■ Dataset entries
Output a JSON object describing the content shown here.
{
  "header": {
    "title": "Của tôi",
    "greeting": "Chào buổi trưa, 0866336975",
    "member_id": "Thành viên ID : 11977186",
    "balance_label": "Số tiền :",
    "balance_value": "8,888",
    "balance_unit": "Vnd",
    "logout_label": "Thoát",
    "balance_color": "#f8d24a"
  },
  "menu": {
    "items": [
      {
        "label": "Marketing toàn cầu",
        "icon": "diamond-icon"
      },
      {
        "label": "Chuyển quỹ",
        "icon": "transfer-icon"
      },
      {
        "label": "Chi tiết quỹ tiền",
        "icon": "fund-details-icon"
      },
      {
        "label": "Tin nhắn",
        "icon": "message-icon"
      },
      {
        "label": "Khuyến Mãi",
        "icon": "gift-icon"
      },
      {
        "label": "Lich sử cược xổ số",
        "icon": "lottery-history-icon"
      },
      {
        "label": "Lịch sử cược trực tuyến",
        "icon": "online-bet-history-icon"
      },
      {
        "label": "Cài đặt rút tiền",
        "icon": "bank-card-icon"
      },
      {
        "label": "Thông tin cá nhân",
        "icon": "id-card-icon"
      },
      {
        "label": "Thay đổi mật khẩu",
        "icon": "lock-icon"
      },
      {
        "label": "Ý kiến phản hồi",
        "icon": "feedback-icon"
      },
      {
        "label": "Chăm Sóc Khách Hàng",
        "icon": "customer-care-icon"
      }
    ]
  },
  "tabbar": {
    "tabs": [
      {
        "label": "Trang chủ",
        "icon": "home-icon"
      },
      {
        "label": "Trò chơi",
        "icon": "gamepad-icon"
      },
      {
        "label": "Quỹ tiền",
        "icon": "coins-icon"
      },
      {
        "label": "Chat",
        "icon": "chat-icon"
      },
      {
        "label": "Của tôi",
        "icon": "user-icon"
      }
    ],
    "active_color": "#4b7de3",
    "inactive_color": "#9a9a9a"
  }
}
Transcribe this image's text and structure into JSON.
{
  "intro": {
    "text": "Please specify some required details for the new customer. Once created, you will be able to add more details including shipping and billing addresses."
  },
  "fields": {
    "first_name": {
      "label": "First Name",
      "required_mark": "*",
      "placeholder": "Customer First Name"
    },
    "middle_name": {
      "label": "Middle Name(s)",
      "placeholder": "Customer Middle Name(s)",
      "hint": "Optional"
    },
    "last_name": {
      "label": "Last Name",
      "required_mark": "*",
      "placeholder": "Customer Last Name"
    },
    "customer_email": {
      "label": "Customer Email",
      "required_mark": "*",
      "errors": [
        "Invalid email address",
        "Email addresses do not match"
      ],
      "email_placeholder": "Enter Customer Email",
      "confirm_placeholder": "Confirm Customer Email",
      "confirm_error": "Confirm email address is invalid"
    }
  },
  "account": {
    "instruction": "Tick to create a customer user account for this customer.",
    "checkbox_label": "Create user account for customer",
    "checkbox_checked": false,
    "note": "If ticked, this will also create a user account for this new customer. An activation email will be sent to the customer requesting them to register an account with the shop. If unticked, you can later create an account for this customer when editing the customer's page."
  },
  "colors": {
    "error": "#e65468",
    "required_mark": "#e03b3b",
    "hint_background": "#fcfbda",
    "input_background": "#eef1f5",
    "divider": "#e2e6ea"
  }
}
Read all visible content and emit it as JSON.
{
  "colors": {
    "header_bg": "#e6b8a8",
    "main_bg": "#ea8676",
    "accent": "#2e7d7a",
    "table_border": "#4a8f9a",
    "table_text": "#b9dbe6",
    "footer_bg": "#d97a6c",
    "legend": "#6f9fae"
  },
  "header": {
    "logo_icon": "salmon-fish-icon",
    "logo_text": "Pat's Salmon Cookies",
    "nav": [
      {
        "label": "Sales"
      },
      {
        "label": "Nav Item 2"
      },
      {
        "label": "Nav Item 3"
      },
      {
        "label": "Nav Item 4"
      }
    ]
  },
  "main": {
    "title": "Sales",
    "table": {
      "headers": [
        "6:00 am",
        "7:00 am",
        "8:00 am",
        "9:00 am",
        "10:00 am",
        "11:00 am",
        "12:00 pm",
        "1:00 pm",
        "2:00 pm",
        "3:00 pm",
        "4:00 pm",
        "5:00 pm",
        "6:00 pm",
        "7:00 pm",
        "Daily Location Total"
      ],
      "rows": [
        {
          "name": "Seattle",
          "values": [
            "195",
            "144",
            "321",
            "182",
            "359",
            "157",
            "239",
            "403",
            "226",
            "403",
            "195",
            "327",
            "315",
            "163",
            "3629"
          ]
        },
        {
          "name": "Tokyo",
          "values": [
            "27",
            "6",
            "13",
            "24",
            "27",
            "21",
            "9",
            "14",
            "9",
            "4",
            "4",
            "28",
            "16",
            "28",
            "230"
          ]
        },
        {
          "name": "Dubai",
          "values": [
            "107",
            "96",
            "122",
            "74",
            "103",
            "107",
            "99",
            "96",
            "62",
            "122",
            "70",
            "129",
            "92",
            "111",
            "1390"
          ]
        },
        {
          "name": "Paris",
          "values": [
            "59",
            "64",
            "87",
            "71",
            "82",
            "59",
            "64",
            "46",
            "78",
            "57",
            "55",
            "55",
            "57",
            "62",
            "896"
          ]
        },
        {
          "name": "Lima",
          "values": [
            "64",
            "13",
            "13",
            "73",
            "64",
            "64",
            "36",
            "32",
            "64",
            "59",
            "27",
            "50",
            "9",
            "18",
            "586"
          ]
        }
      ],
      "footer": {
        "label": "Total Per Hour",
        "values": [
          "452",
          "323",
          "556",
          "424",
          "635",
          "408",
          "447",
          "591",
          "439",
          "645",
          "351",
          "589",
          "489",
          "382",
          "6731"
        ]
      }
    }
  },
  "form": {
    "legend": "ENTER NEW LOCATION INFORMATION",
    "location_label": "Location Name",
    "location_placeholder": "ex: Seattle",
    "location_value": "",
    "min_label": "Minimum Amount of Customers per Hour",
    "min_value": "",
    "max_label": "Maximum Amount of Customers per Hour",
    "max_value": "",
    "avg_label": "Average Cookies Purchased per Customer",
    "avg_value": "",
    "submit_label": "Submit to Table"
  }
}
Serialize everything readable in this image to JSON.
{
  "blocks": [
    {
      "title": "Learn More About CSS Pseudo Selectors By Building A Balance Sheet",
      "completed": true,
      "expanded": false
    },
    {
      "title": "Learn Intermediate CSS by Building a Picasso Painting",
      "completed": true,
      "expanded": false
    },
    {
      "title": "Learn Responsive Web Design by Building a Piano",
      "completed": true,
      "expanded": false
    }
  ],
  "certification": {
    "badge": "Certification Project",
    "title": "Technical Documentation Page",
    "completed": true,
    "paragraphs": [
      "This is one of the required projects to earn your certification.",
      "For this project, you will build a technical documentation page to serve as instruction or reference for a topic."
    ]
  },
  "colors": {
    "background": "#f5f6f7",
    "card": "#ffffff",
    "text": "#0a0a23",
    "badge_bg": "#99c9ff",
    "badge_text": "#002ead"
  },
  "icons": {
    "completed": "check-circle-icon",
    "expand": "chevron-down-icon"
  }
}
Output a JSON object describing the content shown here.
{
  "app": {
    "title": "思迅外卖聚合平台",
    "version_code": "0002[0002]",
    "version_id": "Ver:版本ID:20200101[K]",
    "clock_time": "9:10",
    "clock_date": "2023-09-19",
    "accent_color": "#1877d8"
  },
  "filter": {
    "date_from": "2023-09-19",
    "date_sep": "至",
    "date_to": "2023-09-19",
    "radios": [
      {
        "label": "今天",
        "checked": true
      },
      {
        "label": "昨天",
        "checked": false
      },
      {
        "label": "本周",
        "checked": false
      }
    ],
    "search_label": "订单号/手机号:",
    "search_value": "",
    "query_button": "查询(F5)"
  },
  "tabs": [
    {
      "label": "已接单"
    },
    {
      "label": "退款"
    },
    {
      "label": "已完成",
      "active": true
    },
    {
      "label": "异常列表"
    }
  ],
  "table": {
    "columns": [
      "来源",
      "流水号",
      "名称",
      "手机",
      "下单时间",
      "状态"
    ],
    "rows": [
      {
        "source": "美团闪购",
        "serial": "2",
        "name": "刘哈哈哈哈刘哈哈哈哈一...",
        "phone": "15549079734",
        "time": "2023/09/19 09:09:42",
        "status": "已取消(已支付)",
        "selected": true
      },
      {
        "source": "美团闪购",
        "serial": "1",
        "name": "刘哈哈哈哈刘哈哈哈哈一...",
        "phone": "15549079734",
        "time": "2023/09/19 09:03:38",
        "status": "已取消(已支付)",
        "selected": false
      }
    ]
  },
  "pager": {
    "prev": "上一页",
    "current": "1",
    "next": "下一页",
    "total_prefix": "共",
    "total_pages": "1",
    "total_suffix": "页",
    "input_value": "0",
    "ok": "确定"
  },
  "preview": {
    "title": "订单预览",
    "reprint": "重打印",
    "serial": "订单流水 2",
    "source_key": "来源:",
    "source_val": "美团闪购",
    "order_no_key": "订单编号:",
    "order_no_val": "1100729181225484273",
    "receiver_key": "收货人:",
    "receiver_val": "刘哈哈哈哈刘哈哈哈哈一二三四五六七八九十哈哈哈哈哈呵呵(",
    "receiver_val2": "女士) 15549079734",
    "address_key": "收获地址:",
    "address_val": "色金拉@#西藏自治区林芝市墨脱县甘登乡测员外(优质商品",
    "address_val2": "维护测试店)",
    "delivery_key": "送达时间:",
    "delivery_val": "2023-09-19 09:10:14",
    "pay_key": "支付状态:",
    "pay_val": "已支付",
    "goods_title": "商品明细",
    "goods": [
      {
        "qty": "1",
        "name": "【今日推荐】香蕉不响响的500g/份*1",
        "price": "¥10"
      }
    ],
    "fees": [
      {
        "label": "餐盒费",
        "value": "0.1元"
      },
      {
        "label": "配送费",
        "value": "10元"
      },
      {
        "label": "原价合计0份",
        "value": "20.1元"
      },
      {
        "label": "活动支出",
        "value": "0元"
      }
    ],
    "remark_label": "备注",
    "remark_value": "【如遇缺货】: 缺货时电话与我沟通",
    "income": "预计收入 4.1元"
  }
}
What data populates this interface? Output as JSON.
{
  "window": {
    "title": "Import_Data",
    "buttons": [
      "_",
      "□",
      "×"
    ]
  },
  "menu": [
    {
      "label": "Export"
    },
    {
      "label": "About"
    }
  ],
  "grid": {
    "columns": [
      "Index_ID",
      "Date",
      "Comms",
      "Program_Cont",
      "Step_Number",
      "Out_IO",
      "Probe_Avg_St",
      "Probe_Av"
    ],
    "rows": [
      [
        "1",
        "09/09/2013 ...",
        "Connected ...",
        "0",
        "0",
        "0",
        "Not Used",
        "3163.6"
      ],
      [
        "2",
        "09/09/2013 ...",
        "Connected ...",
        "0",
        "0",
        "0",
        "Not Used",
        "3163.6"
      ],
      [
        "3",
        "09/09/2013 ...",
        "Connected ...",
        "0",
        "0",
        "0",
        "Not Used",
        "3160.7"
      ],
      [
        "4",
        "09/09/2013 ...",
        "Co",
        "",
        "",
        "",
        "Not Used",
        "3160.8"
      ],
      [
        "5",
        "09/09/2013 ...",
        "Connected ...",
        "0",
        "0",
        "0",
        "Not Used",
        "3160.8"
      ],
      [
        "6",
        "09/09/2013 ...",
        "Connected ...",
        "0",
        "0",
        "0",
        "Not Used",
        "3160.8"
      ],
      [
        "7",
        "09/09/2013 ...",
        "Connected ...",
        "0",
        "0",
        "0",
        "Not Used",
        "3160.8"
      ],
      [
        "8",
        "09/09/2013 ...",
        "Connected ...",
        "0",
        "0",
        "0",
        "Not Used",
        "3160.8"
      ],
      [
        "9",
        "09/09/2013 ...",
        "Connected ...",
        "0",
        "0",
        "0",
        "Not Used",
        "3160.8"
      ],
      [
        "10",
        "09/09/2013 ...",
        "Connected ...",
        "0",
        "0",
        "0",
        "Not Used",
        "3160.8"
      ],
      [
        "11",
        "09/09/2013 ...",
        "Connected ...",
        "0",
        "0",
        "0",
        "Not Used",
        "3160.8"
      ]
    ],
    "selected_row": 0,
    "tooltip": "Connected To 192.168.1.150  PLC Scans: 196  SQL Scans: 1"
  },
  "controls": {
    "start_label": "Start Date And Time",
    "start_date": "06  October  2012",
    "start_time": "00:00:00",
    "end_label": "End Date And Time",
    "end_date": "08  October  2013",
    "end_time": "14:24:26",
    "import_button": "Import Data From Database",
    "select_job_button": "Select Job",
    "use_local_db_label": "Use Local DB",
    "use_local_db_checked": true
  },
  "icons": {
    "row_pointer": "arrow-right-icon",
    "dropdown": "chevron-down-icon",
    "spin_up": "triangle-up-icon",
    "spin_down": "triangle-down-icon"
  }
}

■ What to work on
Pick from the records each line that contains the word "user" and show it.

■ Exercise response
        "icon": "user-icon"
    "instruction": "Tick to create a customer user account for this customer.",
    "checkbox_label": "Create user account for customer",
    "note": "If ticked, this will also create a user account for this new customer. An activation email will be sent to the customer requesting them to register an account with the shop. If unticked, you can later create an account for this customer when editing the customer's page."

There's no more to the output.